**Records to process:**
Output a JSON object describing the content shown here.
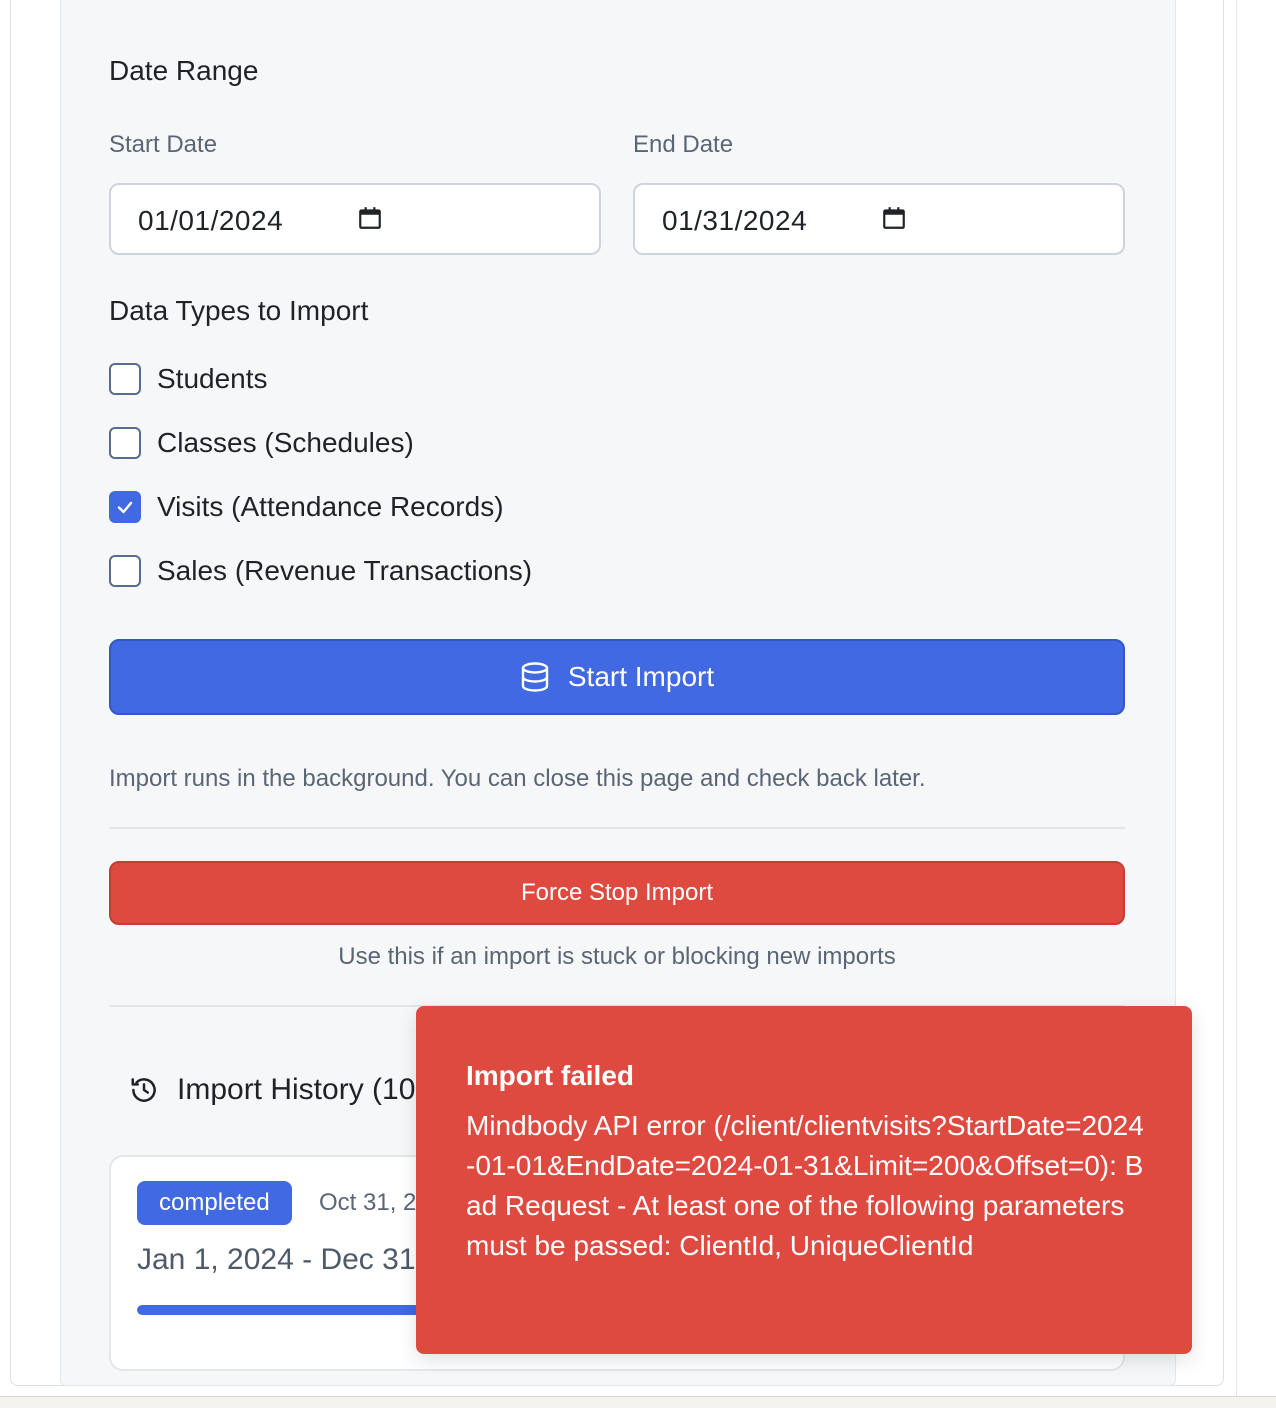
{
  "date_range": {
    "title": "Date Range",
    "start_label": "Start Date",
    "start_value": "01/01/2024",
    "end_label": "End Date",
    "end_value": "01/31/2024"
  },
  "data_types": {
    "title": "Data Types to Import",
    "items": [
      {
        "label": "Students",
        "checked": false
      },
      {
        "label": "Classes (Schedules)",
        "checked": false
      },
      {
        "label": "Visits (Attendance Records)",
        "checked": true
      },
      {
        "label": "Sales (Revenue Transactions)",
        "checked": false
      }
    ]
  },
  "start_button": {
    "label": "Start Import",
    "icon": "database-icon"
  },
  "background_hint": "Import runs in the background. You can close this page and check back later.",
  "force_stop": {
    "label": "Force Stop Import",
    "hint": "Use this if an import is stuck or blocking new imports"
  },
  "history": {
    "title": "Import History (10",
    "icon": "history-icon",
    "card": {
      "status": "completed",
      "date": "Oct 31, 2",
      "range": "Jan 1, 2024 - Dec 31,",
      "progress": 1.0
    }
  },
  "toast": {
    "title": "Import failed",
    "message": "Mindbody API error (/client/clientvisits?StartDate=2024-01-01&EndDate=2024-01-31&Limit=200&Offset=0): Bad Request - At least one of the following parameters must be passed: ClientId, UniqueClientId"
  },
  "colors": {
    "primary": "#4169e1",
    "danger": "#de4a40",
    "panel_bg": "#f6f7f9"
  }
}
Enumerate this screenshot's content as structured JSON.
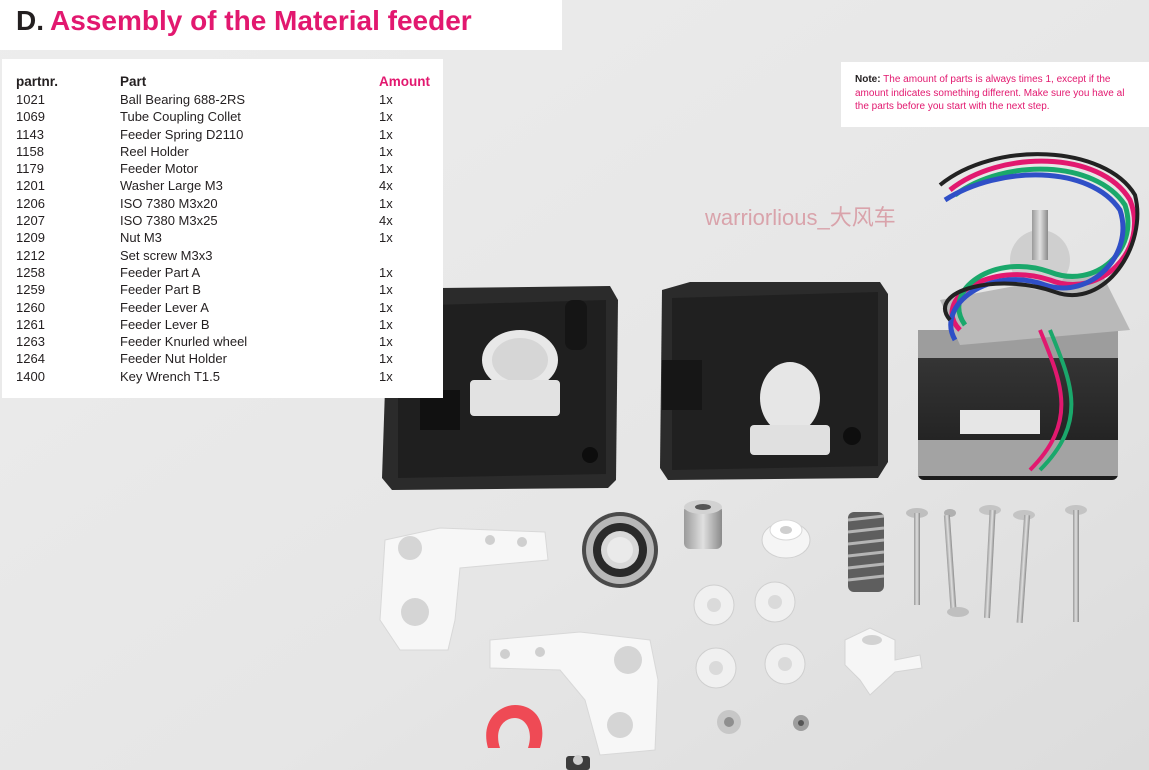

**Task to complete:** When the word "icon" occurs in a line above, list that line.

**Response to this exercise:**
    "icon": "database-icon"
    "icon": "history-icon",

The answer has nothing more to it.